As enthralled as I am with the new baby, and want to post pictures of her every day, I must stop for a minute and tell you how enthralled I am with my Mother's Day gift. "At Blackwater Pond" - a CD of Mary Oliver reading her own poems. What a treat. I feast on it almost every day. MMMM, delicious. No calories, but loaded with nourishment for my heart and soul.
I loaded it onto my ipod and listen to it in bed at night, when I am relaxing out on the front porch with my afternoon cup of tea, sitting in my writing nook with my morning coffee, and in the car whilst sitting at the water's edge with a café mocha from Tim's.
Hearing Mary read her poems puts a whole new light on some of my old favourites.
Let me share a "sweet smackeral" with you just to give you a "taste" of what I have been feasting on. First some excepts from Performance Notes – an essay by Mary Oliver on the liner notes of the CD.
"Poetry is Prayer, it is passion and story and music, it is beauty, comfort, it is agitation, declaration, it is thanksgiving. Some poems are radiant and oracular, some are quiet and full of tenderness, like a letter written to a friend. Often poetry is the gate to a new life. Or, sometimes, the restoration of an old world gone. It brings new thoughts or the welcome remembrance of old ones. It offers simple pleasure, complicated joy, and even, at times, healing. Poetry does not work for everyone, but works for the many who open themselves to it. As the world changes from the long winter into spring, and everything takes on a freshness, and a spiritual meaning, just so poetry can quicken, enliven the interior world of the listener.

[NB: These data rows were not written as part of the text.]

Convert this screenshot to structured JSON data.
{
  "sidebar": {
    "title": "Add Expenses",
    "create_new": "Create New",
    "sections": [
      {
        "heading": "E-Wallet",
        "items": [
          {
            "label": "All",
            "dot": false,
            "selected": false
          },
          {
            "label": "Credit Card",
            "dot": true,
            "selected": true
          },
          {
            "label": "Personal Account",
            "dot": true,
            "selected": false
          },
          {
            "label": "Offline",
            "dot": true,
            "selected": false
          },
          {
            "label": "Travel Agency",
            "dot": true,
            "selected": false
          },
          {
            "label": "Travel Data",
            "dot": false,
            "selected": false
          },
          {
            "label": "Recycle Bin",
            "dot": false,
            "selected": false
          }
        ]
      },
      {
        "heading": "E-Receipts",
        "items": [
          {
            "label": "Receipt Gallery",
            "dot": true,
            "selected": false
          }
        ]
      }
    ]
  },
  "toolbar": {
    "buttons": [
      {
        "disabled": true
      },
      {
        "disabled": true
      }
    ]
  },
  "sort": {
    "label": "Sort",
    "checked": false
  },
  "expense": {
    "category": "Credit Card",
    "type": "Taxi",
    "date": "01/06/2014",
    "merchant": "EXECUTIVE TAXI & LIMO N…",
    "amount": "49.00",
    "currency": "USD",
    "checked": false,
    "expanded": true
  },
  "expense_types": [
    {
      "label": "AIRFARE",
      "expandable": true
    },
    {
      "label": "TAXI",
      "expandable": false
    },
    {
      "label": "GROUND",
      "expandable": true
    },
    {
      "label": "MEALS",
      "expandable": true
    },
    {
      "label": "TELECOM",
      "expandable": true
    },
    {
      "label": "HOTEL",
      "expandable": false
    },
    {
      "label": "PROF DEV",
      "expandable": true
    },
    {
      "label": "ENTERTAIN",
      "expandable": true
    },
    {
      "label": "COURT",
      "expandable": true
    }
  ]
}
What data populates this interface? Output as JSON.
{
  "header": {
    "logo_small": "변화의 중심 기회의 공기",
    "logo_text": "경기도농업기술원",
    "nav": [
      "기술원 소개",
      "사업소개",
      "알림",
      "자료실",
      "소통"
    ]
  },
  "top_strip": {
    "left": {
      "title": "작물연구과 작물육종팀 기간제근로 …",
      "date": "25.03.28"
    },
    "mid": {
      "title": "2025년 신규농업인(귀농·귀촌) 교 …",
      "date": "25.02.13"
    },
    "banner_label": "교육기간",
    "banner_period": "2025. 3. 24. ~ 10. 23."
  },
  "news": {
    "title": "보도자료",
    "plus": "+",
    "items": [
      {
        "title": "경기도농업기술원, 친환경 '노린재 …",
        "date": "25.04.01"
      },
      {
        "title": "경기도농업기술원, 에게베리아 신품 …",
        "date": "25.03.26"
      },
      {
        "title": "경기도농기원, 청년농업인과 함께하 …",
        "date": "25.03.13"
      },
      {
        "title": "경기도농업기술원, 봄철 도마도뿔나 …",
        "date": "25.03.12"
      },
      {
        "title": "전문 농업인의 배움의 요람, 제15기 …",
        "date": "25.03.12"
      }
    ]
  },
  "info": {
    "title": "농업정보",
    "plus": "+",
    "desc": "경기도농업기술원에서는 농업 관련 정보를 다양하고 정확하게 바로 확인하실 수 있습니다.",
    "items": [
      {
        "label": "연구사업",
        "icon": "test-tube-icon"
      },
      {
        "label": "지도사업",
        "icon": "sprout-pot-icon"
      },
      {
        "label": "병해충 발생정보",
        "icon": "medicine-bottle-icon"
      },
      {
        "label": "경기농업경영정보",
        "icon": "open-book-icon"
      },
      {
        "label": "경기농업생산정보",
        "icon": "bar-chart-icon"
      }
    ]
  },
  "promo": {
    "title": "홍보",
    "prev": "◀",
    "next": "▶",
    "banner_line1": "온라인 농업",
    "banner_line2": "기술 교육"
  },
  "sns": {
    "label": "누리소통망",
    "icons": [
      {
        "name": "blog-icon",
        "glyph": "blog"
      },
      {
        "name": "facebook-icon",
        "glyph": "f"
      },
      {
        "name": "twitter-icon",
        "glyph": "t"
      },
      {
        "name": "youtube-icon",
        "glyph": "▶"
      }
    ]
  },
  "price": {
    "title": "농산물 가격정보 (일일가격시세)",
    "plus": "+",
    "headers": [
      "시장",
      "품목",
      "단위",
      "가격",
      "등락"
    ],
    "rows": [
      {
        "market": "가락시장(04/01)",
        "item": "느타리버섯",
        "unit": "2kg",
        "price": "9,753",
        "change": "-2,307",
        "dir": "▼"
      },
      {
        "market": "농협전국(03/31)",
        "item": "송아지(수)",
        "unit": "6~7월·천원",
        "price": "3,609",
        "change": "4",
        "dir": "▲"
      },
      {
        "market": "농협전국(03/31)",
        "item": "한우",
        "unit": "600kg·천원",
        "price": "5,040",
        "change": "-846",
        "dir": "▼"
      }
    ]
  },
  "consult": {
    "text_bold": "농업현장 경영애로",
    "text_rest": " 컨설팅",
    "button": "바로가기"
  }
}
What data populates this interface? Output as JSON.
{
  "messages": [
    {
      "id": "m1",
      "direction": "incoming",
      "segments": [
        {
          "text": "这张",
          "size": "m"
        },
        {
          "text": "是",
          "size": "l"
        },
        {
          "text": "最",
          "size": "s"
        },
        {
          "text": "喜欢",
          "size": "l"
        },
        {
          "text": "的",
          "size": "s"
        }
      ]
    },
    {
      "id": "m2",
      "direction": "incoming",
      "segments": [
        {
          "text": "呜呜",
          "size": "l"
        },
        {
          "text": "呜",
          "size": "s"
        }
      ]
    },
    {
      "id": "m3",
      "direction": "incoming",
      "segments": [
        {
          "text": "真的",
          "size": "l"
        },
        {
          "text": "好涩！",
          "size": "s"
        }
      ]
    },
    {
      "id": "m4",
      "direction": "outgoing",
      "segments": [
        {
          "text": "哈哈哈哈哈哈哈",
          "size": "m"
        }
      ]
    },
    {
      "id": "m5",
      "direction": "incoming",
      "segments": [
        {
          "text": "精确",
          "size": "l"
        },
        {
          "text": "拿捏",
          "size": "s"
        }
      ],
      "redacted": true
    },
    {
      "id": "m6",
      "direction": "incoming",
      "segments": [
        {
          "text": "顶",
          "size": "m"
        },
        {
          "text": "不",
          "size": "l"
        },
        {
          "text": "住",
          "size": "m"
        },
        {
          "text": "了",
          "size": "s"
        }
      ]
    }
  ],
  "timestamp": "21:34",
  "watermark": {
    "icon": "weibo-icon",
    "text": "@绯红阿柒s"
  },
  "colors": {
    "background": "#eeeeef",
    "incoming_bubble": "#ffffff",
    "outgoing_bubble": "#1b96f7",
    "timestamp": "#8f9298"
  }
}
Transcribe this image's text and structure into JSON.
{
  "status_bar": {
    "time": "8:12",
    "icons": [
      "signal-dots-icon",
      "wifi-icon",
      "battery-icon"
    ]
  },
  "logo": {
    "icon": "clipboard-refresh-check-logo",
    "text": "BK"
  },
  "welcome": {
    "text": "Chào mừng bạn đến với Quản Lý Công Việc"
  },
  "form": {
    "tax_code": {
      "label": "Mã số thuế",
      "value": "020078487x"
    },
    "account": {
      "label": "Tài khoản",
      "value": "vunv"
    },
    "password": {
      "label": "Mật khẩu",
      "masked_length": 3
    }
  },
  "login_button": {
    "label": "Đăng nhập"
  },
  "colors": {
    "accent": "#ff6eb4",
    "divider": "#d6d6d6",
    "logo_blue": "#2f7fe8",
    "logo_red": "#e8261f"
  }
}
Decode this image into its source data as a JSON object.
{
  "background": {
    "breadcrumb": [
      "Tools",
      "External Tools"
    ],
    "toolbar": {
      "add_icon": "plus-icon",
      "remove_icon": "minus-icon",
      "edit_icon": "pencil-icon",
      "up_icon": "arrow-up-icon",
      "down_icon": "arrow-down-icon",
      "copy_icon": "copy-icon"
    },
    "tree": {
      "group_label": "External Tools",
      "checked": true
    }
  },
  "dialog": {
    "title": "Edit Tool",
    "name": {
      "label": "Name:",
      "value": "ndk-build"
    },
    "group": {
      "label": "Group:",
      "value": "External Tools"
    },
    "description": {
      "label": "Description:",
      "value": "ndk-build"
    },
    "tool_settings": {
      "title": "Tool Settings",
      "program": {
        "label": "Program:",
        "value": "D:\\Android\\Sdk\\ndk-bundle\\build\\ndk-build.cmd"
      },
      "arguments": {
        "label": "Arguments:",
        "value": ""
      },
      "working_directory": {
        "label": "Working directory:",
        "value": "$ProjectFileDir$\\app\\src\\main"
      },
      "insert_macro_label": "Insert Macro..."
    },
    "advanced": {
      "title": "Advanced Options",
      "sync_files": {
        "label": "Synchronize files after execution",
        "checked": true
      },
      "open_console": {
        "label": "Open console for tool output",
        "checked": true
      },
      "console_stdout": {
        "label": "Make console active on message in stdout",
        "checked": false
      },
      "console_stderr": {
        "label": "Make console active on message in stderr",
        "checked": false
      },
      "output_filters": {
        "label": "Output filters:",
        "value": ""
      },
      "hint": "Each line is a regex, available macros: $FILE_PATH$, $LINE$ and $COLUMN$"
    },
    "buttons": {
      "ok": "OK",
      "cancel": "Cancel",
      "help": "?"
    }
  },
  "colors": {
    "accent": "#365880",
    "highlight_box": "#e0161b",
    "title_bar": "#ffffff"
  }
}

Much of the work of the poet is a mystery, but the last labor is clear; it is the deliverance of the poem. Often this happens through a manuscript or a book, but it can occur in a vocal way also. Has everyone at some time looked up the original meaning of performance? It means, says Webster, "to finish, to complete." The poem is meant to be given away, best of all by the spoken presentation of it; then the work is complete. Which makes performance sound, does it not, like part o the life-work of the poem, which I think it is. As if the poem itself had an independent life, or the endless possibility of its own life, in minds other than the poet's, which I think it has.
…Poetry is neither purely music nor purely speech, but contains parts of each…:
You will have to buy the CD to get the full impact of the "music" of these poems, but let me share a couple of "notes" with you.
At Blackwater Pond
At Blackwater Pond the tossed waters have settled
after a night of rain.
I dip my cupped hand. I drink
a long time. It tastes
like stone, leaves, fire. It falls cold
into my body, waking the bones. I hear them
deep inside me, whispering
oh what is that beautiful thing
that just happened?
This next poem is an old favourite but when I listened to it for the first time the other day I thought of all my blogging buddies who are birders, and listen for those "fragile bells" every day.
Some goldfinches were having a melodious argument at the edge of a puddle. The birds wanted to bathe, or perhaps just dip their heads and look at themselves, and they were having trouble with who should be first, and so on. So they discussed it while I stood in the distance, listening. Perhaps in Tibet, in the old holy places, they also have such fragile bells. Or are these birds really just that, bells come to us – come to this road in America – let us bow our heads and remember how we used to do it, say a prayer.
Meanwhile the birds bathe and splash and have a good time. Then they fly off, their dark wings opening from their bright yellow bodies; their tiny feet, all washed, clasping the air.
OK, just one more, and then I must stop and step into the rest of my day.
You do not have to be good.
You do not have to walk on your knees
for a hundred miles through the desert, repenting.
You only have to let the soft animal of your body
love what it loves.
Tell me about despair, yours, and I will tell you mine.
Meanwhile the world goes on.
Meanwhile the sun and the clear pebbles of the rain
are moving across the landscapes,
over the prairies and the deep trees,
the mountains and the rivers.
Meanwhile the wild geese, high in the clean blue air,
are heading home again.
Whoever you are, no matter how lonely,
the world offers itself to your imagination,
calls to you like the wild geese, harsh and exciting –
over and over announcing your place
in the family of things.
Well, maybe one more, and then that is it! I think.
In every heart there is a coward and a procrastinator.
In every heart there is a god of flowers, just waiting
to come out of its cloud and lift its wings.
The kookaburras, kingfishers, pressed against the edge of
their cage, they asked me to open the door.
Years later I wake in the night and remember how I said to them,
no, and walked away.
They had the brown eyes of soft-hearted dogs.
They didn't want to do anything so extraordinary, only to fly
home to their river.
By now I suppose the great darkness has covered them.
As for myself, I am not yet a god of even the palest flowers.
Nothing else has changed either.
Someone tosses their white bones to the dung-heap.
The sun shines on the latch of their cage.
I lie in the dark, my heart pounding.
I really must stop now. Hope you enjoyed this taste of my new CD. If you are a Mary Oliver fan this CD is a must have.